A little over eight hours after Boeckner sent me a round of answers, I got another e-mail from him. It came in at 3:43 a.m with the subject line “One more thing…” The message had an attachment: A screen shot of Lake Cowichan, British Columbia, where Boeckner was raised. The text below is what accompanied the image.
My writing process has always been and will always be informed by this. It’s where I grew up and learned that playing music was something I wanted to. It was something that I had to do. It was an exit strategy.
I grew up surrounded by nature – primeval forest. As a teenager, it was a claustrophobic and stifling environment that, paradoxically, had the illusion of absolute freedoms and openness. It was a kind of limitless expanse, but like a “Twilight Zone” episode. You felt you could walk into the forest and it would never ever end. The next town over wasn’t much better. It was cloudy all the time, so you felt slightly deadened which let you feel it less acutely.

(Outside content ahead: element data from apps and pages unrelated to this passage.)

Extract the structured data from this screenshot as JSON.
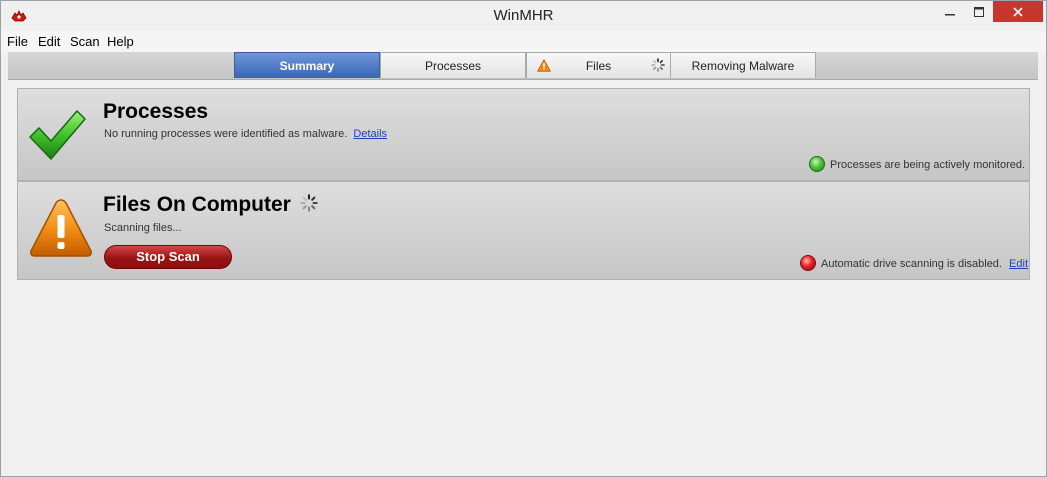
{
  "window": {
    "title": "WinMHR"
  },
  "icons": {
    "app": "winmhr-app-icon",
    "minimize": "minimize-icon",
    "maximize": "maximize-icon",
    "close": "close-icon"
  },
  "menu": [
    "File",
    "Edit",
    "Scan",
    "Help"
  ],
  "tabs": [
    {
      "label": "Summary",
      "active": true
    },
    {
      "label": "Processes",
      "active": false
    },
    {
      "label": "Files",
      "active": false,
      "icons": [
        "warning-icon",
        "spinner-icon"
      ]
    },
    {
      "label": "Removing Malware",
      "active": false
    }
  ],
  "processes": {
    "title": "Processes",
    "description": "No running processes were identified as malware.",
    "details_link": "Details",
    "status_text": "Processes are being actively monitored.",
    "status_color": "#3cb22c",
    "icon": "green-checkmark-icon"
  },
  "files": {
    "title": "Files On Computer",
    "description": "Scanning files...",
    "button": "Stop Scan",
    "status_text": "Automatic drive scanning is disabled.",
    "edit_link": "Edit",
    "status_color": "#d81f1f",
    "icon": "orange-warning-icon"
  },
  "colors": {
    "active_tab": "#3a64b9",
    "stop_button": "#9a1414",
    "close_button": "#c7372f"
  }
}
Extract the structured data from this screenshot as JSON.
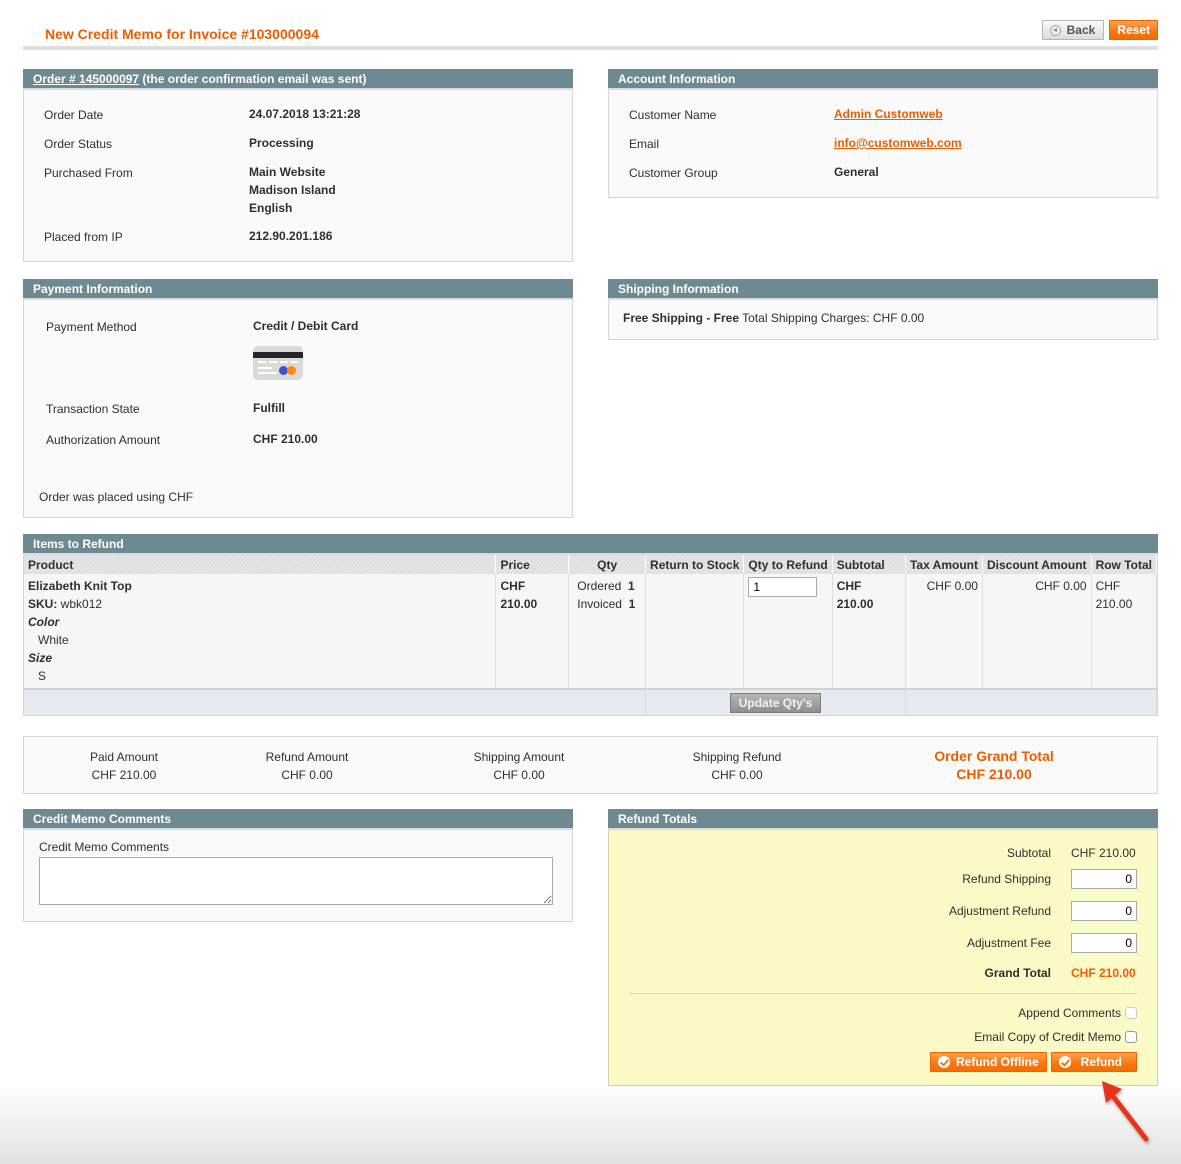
{
  "header": {
    "title": "New Credit Memo for Invoice #103000094",
    "back_label": "Back",
    "reset_label": "Reset"
  },
  "order_box": {
    "order_link": "Order # 145000097",
    "order_note": " (the order confirmation email was sent)",
    "rows": [
      {
        "label": "Order Date",
        "value": "24.07.2018 13:21:28"
      },
      {
        "label": "Order Status",
        "value": "Processing"
      },
      {
        "label": "Purchased From",
        "value_lines": [
          "Main Website",
          "Madison Island",
          "English"
        ]
      },
      {
        "label": "Placed from IP",
        "value": "212.90.201.186"
      }
    ]
  },
  "account_box": {
    "title": "Account Information",
    "rows": [
      {
        "label": "Customer Name",
        "value": "Admin Customweb"
      },
      {
        "label": "Email",
        "value": "info@customweb.com"
      },
      {
        "label": "Customer Group",
        "value": "General"
      }
    ]
  },
  "payment_box": {
    "title": "Payment Information",
    "rows": [
      {
        "label": "Payment Method",
        "value": "Credit / Debit Card"
      },
      {
        "label": "Transaction State",
        "value": "Fulfill"
      },
      {
        "label": "Authorization Amount",
        "value": "CHF 210.00"
      }
    ],
    "card_icon": "credit-card-icon",
    "footer_note": "Order was placed using CHF"
  },
  "shipping_box": {
    "title": "Shipping Information",
    "method": "Free Shipping - Free",
    "charges": " Total Shipping Charges: CHF 0.00"
  },
  "items": {
    "title": "Items to Refund",
    "columns": [
      "Product",
      "Price",
      "Qty",
      "Return to Stock",
      "Qty to Refund",
      "Subtotal",
      "Tax Amount",
      "Discount Amount",
      "Row Total"
    ],
    "rows": [
      {
        "product_name": "Elizabeth Knit Top",
        "sku_label": "SKU:",
        "sku": " wbk012",
        "options": [
          {
            "label": "Color",
            "value": "White"
          },
          {
            "label": "Size",
            "value": "S"
          }
        ],
        "price": "CHF 210.00",
        "qty_ordered_label": "Ordered",
        "qty_ordered": "1",
        "qty_invoiced_label": "Invoiced",
        "qty_invoiced": "1",
        "qty_to_refund": "1",
        "subtotal": "CHF 210.00",
        "tax": "CHF 0.00",
        "discount": "CHF 0.00",
        "row_total": "CHF 210.00"
      }
    ],
    "update_button": "Update Qty's"
  },
  "summary": {
    "paid_label": "Paid Amount",
    "paid_value": "CHF 210.00",
    "refund_label": "Refund Amount",
    "refund_value": "CHF 0.00",
    "shipping_label": "Shipping Amount",
    "shipping_value": "CHF 0.00",
    "shipping_refund_label": "Shipping Refund",
    "shipping_refund_value": "CHF 0.00",
    "grand_label": "Order Grand Total",
    "grand_value": "CHF 210.00"
  },
  "comments_box": {
    "title": "Credit Memo Comments",
    "field_label": "Credit Memo Comments",
    "value": ""
  },
  "refund_totals": {
    "title": "Refund Totals",
    "subtotal_label": "Subtotal",
    "subtotal_value": "CHF 210.00",
    "refund_shipping_label": "Refund Shipping",
    "refund_shipping_value": "0",
    "adjustment_refund_label": "Adjustment Refund",
    "adjustment_refund_value": "0",
    "adjustment_fee_label": "Adjustment Fee",
    "adjustment_fee_value": "0",
    "grand_total_label": "Grand Total",
    "grand_total_value": "CHF 210.00",
    "append_comments_label": "Append Comments",
    "append_comments_checked": false,
    "email_copy_label": "Email Copy of Credit Memo",
    "email_copy_checked": false,
    "refund_offline_label": "Refund Offline",
    "refund_label": "Refund"
  },
  "annotation": {
    "arrow_color": "#e8301c",
    "arrow_target": "refund-button"
  },
  "colors": {
    "accent": "#eb5e00",
    "box_header": "#6f8992",
    "refund_panel": "#fbf9c6"
  }
}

Hippies loved my town in the summer – for camping. Because it was “untouched.” But they didn’t have to live there. They didn’t have to deal with the low grade, constant Lovecraftian feeling of cosmic horror and insignificance that comes with standing at the edge of encroaching, idiot nature that has to be constantly kept at bay. It’s the small, rural town thing. It doesn’t matter if it’s Pacific Northwest old growth or an endless sea of grain in the Midwest. It’s the same.
The exit was playing strange noisy music in moldy basements for no one, to no one. That was a good way to travel out – outside the physical space you inhabited, and outside your day to day.
And that’s why when I write, I need to play the same figure over and over: To transport and get free. I think it’s a good thing to learn.
When I go back now, I see my hometown as an idyllic place; the place my parents decided would be good to raise kids. But I still connect to the feeling that I had when I was 15 and realized I wanted to play guitar, sing, and get the fuck out.